Low-dose aspirin (acetylsalicylate) prevents increases in brain PGE2, 15-epi-lipoxin A4 and 8-isoprostane concentrations in 9 month-old HIV-1 transgenic rats, a model for HIV-1 associated neurocognitive disorders.


PMID 25638779

Abstract

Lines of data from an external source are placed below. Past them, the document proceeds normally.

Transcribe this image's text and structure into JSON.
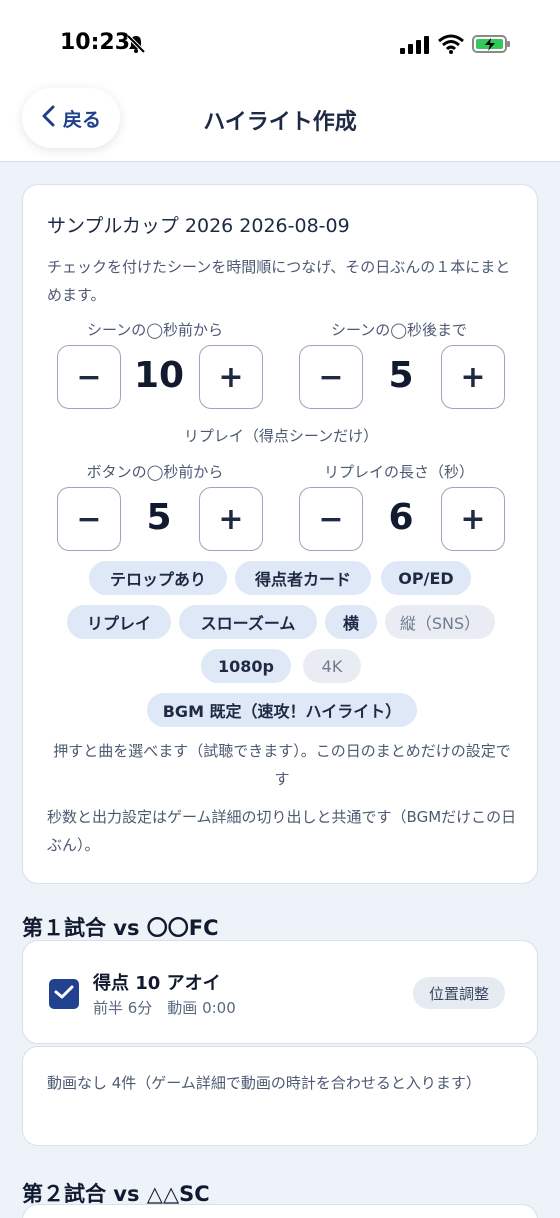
{
  "status": {
    "time": "10:23"
  },
  "header": {
    "back_label": "戻る",
    "title": "ハイライト作成"
  },
  "card": {
    "title": "サンプルカップ 2026 2026-08-09",
    "description": "チェックを付けたシーンを時間順につなげ、その日ぶんの１本にまとめます。",
    "steppers": [
      {
        "label": "シーンの◯秒前から",
        "value": "10"
      },
      {
        "label": "シーンの◯秒後まで",
        "value": "5"
      },
      {
        "label": "ボタンの◯秒前から",
        "value": "5"
      },
      {
        "label": "リプレイの長さ（秒）",
        "value": "6"
      }
    ],
    "minus": "−",
    "plus": "+",
    "replay_section": "リプレイ（得点シーンだけ）",
    "chips": [
      {
        "label": "テロップあり",
        "active": true
      },
      {
        "label": "得点者カード",
        "active": true
      },
      {
        "label": "OP/ED",
        "active": true
      },
      {
        "label": "リプレイ",
        "active": true
      },
      {
        "label": "スローズーム",
        "active": true
      },
      {
        "label": "横",
        "active": true
      },
      {
        "label": "縦（SNS）",
        "active": false
      },
      {
        "label": "1080p",
        "active": true
      },
      {
        "label": "4K",
        "active": false
      },
      {
        "label": "BGM 既定（速攻！ハイライト）",
        "active": true
      }
    ],
    "bgm_note": "押すと曲を選べます（試聴できます）。この日のまとめだけの設定です",
    "shared_note": "秒数と出力設定はゲーム詳細の切り出しと共通です（BGMだけこの日ぶん）。"
  },
  "games": [
    {
      "heading": "第１試合 vs 〇〇FC",
      "scene": {
        "title": "得点 10 アオイ",
        "sub": "前半 6分　動画 0:00",
        "adjust": "位置調整"
      },
      "no_video": "動画なし 4件（ゲーム詳細で動画の時計を合わせると入ります）"
    },
    {
      "heading": "第２試合 vs △△SC"
    }
  ],
  "colors": {
    "accent": "#22428f",
    "chip": "#dfe8f7",
    "background": "#eef2f9"
  }
}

Older human immunodeficiency virus (HIV)-1 transgenic rats are a model for HIV-1 associated neurocognitive disorders (HAND). They show behavioral changes, neuroinflammation, neuronal loss, and increased brain arachidonic acid (AA) enzymes. Aspirin (acetylsalicylate, ASA) inhibits AA oxidation by cyclooxygenase (COX)-1 and COX-2. Chronic low-dose ASA will downregulate brain AA metabolism in HIV-1 transgenic rats. Nine month-old HIV-1 transgenic and wildtype rats were given 42 days of 10mg/kg/day ASA or nothing in drinking water; eicosanoids were measured using ELISAs on microwaved brain extracts. Brain 15-epi-lipoxin A4 and 8-isoprostane concentrations were significantly higher in HIV-1 transgenic than wildtype rats; these differences were prevented by ASA. ASA reduced prostaglandin E2 and leukotriene B4 concentrations in HIV-1 Tg but not wildtype rats. Thromboxane B2, 15-HETE, lipoxin A4 and resolvin D1 concentrations were unaffected by genotype or treatment. Chronic low-dose ASA reduces AA-metabolite markers of neuroinflammation and oxidative stress in a rat model for HAND.